═══ DATA LISTING
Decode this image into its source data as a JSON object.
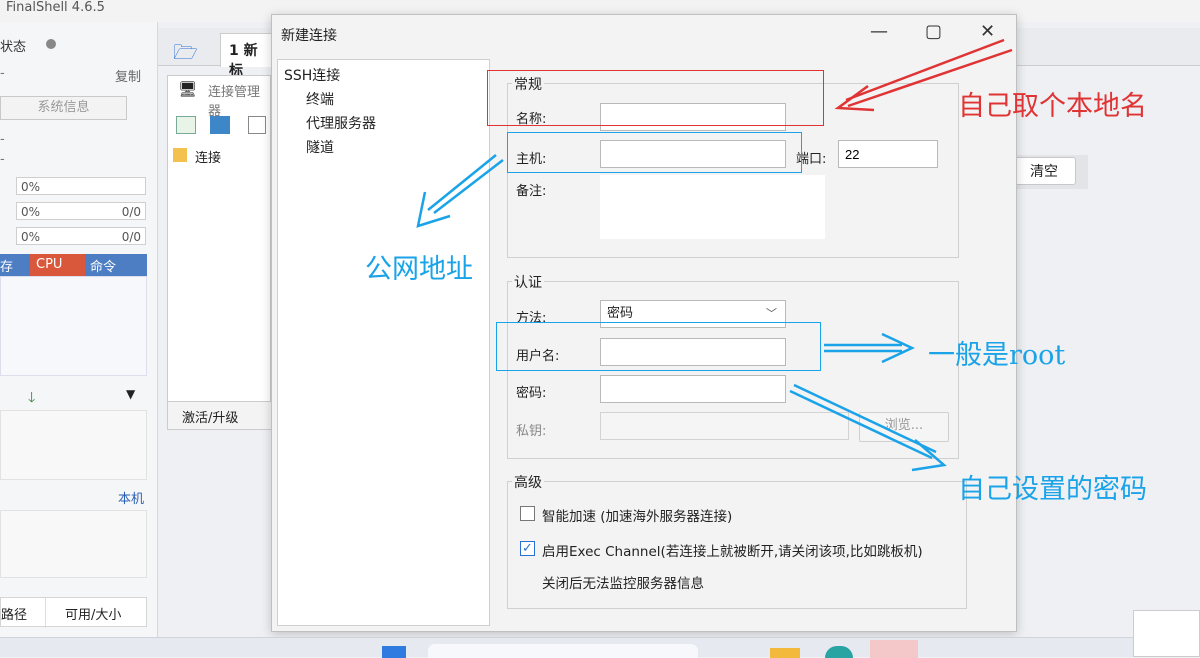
{
  "app": {
    "title": "FinalShell 4.6.5"
  },
  "left_panel": {
    "status_label": "状态",
    "copy_label": "复制",
    "sysinfo_button": "系统信息",
    "dash1": "-",
    "dash2": "-",
    "pct1": "0%",
    "pct2": "0%",
    "pct3": "0%",
    "ratio2": "0/0",
    "ratio3": "0/0",
    "col_mem": "存",
    "col_cpu": "CPU",
    "col_cmd": "命令",
    "local_label": "本机",
    "path_col": "路径",
    "avail_col": "可用/大小"
  },
  "tabs": {
    "tab1": "1 新标"
  },
  "conn_manager": {
    "title": "连接管理器",
    "folder": "连接",
    "activate": "激活/升级"
  },
  "right_area": {
    "clear_button": "清空"
  },
  "dialog": {
    "title": "新建连接",
    "nav": [
      "SSH连接",
      "终端",
      "代理服务器",
      "隧道"
    ],
    "general": {
      "legend": "常规",
      "name_label": "名称:",
      "name_value": "",
      "host_label": "主机:",
      "host_value": "",
      "port_label": "端口:",
      "port_value": "22",
      "note_label": "备注:"
    },
    "auth": {
      "legend": "认证",
      "method_label": "方法:",
      "method_value": "密码",
      "user_label": "用户名:",
      "password_label": "密码:",
      "key_label": "私钥:",
      "browse_button": "浏览..."
    },
    "advanced": {
      "legend": "高级",
      "accel_label": "智能加速 (加速海外服务器连接)",
      "accel_checked": false,
      "exec_label": "启用Exec Channel(若连接上就被断开,请关闭该项,比如跳板机)",
      "exec_checked": true,
      "exec_note": "关闭后无法监控服务器信息"
    }
  },
  "annotations": {
    "name_hint": "自己取个本地名",
    "host_hint": "公网地址",
    "user_hint": "一般是root",
    "password_hint": "自己设置的密码",
    "red_color": "#e03434",
    "blue_color": "#1aa3e8"
  }
}
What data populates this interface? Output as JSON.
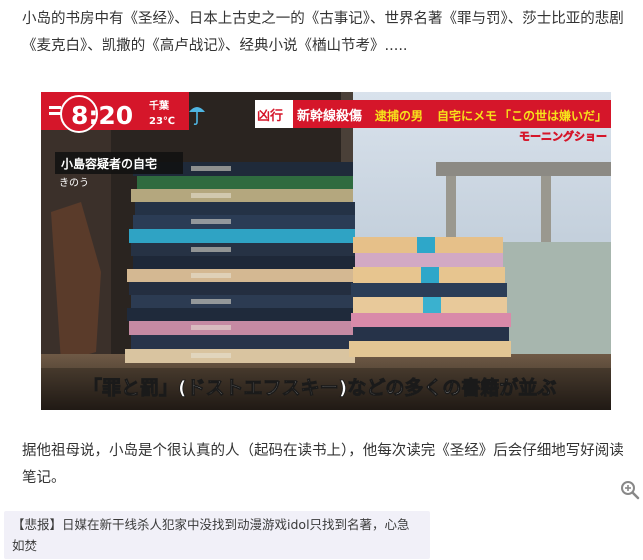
{
  "article": {
    "paragraph_1": "小岛的书房中有《圣经》、日本上古史之一的《古事记》、世界名著《罪与罚》、莎士比亚的悲剧《麦克白》、凯撒的《高卢战记》、经典小说《楢山节考》.....",
    "paragraph_2": "据他祖母说，小岛是个很认真的人（起码在读书上），他每次读完《圣经》后会仔细地写好阅读笔记。"
  },
  "tv_screen": {
    "clock": "8:20",
    "region": "千葉",
    "temperature": "23℃",
    "headline_tag": "凶行",
    "headline_text": "新幹線殺傷",
    "headline_sub": "逮捕の男",
    "headline_note": "自宅にメモ",
    "headline_quote": "「この世は嫌いだ」",
    "program_logo": "モーニングショー",
    "location_caption": "小島容疑者の自宅",
    "date_caption": "きのう",
    "subtitle": "「罪と罰」(ドストエフスキー)などの多くの書籍が並ぶ"
  },
  "footer": {
    "tag": "【悲报】",
    "link_text": "日媒在新干线杀人犯家中没找到动漫游戏idol只找到名著，心急如焚"
  },
  "colors": {
    "red_banner": "#d5162a",
    "yellow_text": "#f7e21b",
    "sky": "#c7d4e2"
  },
  "icons": {
    "weather": "umbrella-icon",
    "zoom": "zoom-in-icon"
  }
}
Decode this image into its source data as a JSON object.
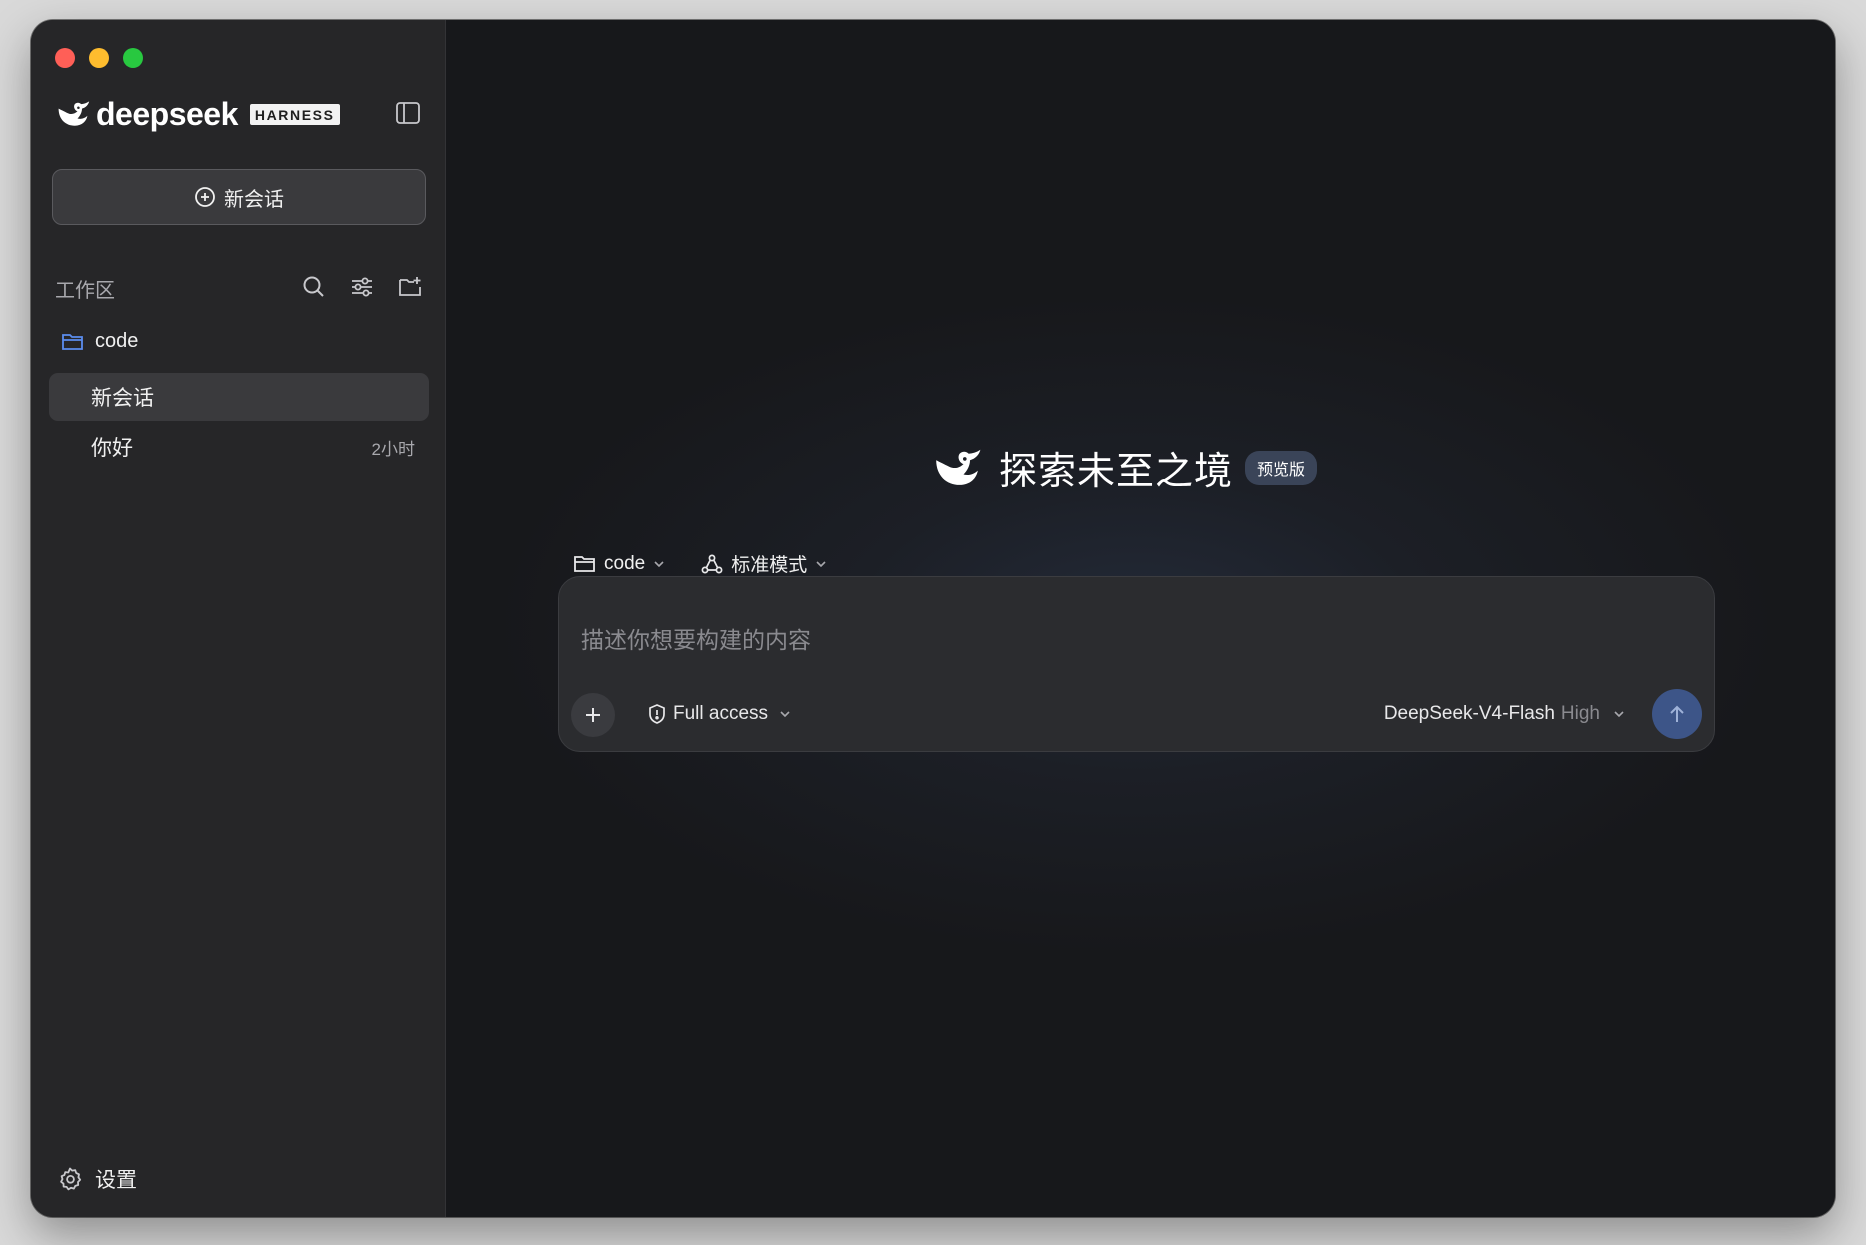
{
  "window_controls": [
    "close",
    "minimize",
    "maximize"
  ],
  "brand": {
    "logo_icon": "deepseek-whale-icon",
    "wordmark": "deepseek",
    "badge": "HARNESS"
  },
  "sidebar": {
    "toggle_icon": "sidebar-toggle-icon",
    "new_chat_label": "新会话",
    "workspace_title": "工作区",
    "tools": [
      "search-icon",
      "filter-icon",
      "new-folder-icon"
    ],
    "folder": {
      "icon": "folder-icon",
      "name": "code"
    },
    "chats": [
      {
        "title": "新会话",
        "time": "",
        "active": true
      },
      {
        "title": "你好",
        "time": "2小时",
        "active": false
      }
    ],
    "settings_label": "设置"
  },
  "main": {
    "slogan": "探索未至之境",
    "preview_badge": "预览版",
    "folder_selector": "code",
    "mode_selector": "标准模式",
    "composer": {
      "placeholder": "描述你想要构建的内容",
      "access_label": "Full access",
      "model_name": "DeepSeek-V4-Flash",
      "model_level": "High"
    }
  },
  "colors": {
    "accent_send": "#3d5588",
    "folder_blue": "#5b8def",
    "sidebar_bg": "#262628",
    "main_bg": "#17181b"
  }
}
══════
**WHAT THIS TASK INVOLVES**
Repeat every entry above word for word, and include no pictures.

**COMPLETED EXERCISE**
Decode this image into its source data as a JSON object.
{
  "app": {
    "title": "FinalShell 4.6.5"
  },
  "left_panel": {
    "status_label": "状态",
    "copy_label": "复制",
    "sysinfo_button": "系统信息",
    "dash1": "-",
    "dash2": "-",
    "pct1": "0%",
    "pct2": "0%",
    "pct3": "0%",
    "ratio2": "0/0",
    "ratio3": "0/0",
    "col_mem": "存",
    "col_cpu": "CPU",
    "col_cmd": "命令",
    "local_label": "本机",
    "path_col": "路径",
    "avail_col": "可用/大小"
  },
  "tabs": {
    "tab1": "1 新标"
  },
  "conn_manager": {
    "title": "连接管理器",
    "folder": "连接",
    "activate": "激活/升级"
  },
  "right_area": {
    "clear_button": "清空"
  },
  "dialog": {
    "title": "新建连接",
    "nav": [
      "SSH连接",
      "终端",
      "代理服务器",
      "隧道"
    ],
    "general": {
      "legend": "常规",
      "name_label": "名称:",
      "name_value": "",
      "host_label": "主机:",
      "host_value": "",
      "port_label": "端口:",
      "port_value": "22",
      "note_label": "备注:"
    },
    "auth": {
      "legend": "认证",
      "method_label": "方法:",
      "method_value": "密码",
      "user_label": "用户名:",
      "password_label": "密码:",
      "key_label": "私钥:",
      "browse_button": "浏览..."
    },
    "advanced": {
      "legend": "高级",
      "accel_label": "智能加速 (加速海外服务器连接)",
      "accel_checked": false,
      "exec_label": "启用Exec Channel(若连接上就被断开,请关闭该项,比如跳板机)",
      "exec_checked": true,
      "exec_note": "关闭后无法监控服务器信息"
    }
  },
  "annotations": {
    "name_hint": "自己取个本地名",
    "host_hint": "公网地址",
    "user_hint": "一般是root",
    "password_hint": "自己设置的密码",
    "red_color": "#e03434",
    "blue_color": "#1aa3e8"
  }
}
What data populates this interface? Output as JSON.
{
  "article": {
    "paragraph_1": "小岛的书房中有《圣经》、日本上古史之一的《古事记》、世界名著《罪与罚》、莎士比亚的悲剧《麦克白》、凯撒的《高卢战记》、经典小说《楢山节考》.....",
    "paragraph_2": "据他祖母说，小岛是个很认真的人（起码在读书上），他每次读完《圣经》后会仔细地写好阅读笔记。"
  },
  "tv_screen": {
    "clock": "8:20",
    "region": "千葉",
    "temperature": "23℃",
    "headline_tag": "凶行",
    "headline_text": "新幹線殺傷",
    "headline_sub": "逮捕の男",
    "headline_note": "自宅にメモ",
    "headline_quote": "「この世は嫌いだ」",
    "program_logo": "モーニングショー",
    "location_caption": "小島容疑者の自宅",
    "date_caption": "きのう",
    "subtitle": "「罪と罰」(ドストエフスキー)などの多くの書籍が並ぶ"
  },
  "footer": {
    "tag": "【悲报】",
    "link_text": "日媒在新干线杀人犯家中没找到动漫游戏idol只找到名著，心急如焚"
  },
  "colors": {
    "red_banner": "#d5162a",
    "yellow_text": "#f7e21b",
    "sky": "#c7d4e2"
  },
  "icons": {
    "weather": "umbrella-icon",
    "zoom": "zoom-in-icon"
  }
}
Decode this image into its source data as a JSON object.
{
  "window_controls": [
    "close",
    "minimize",
    "maximize"
  ],
  "brand": {
    "logo_icon": "deepseek-whale-icon",
    "wordmark": "deepseek",
    "badge": "HARNESS"
  },
  "sidebar": {
    "toggle_icon": "sidebar-toggle-icon",
    "new_chat_label": "新会话",
    "workspace_title": "工作区",
    "tools": [
      "search-icon",
      "filter-icon",
      "new-folder-icon"
    ],
    "folder": {
      "icon": "folder-icon",
      "name": "code"
    },
    "chats": [
      {
        "title": "新会话",
        "time": "",
        "active": true
      },
      {
        "title": "你好",
        "time": "2小时",
        "active": false
      }
    ],
    "settings_label": "设置"
  },
  "main": {
    "slogan": "探索未至之境",
    "preview_badge": "预览版",
    "folder_selector": "code",
    "mode_selector": "标准模式",
    "composer": {
      "placeholder": "描述你想要构建的内容",
      "access_label": "Full access",
      "model_name": "DeepSeek-V4-Flash",
      "model_level": "High"
    }
  },
  "colors": {
    "accent_send": "#3d5588",
    "folder_blue": "#5b8def",
    "sidebar_bg": "#262628",
    "main_bg": "#17181b"
  }
}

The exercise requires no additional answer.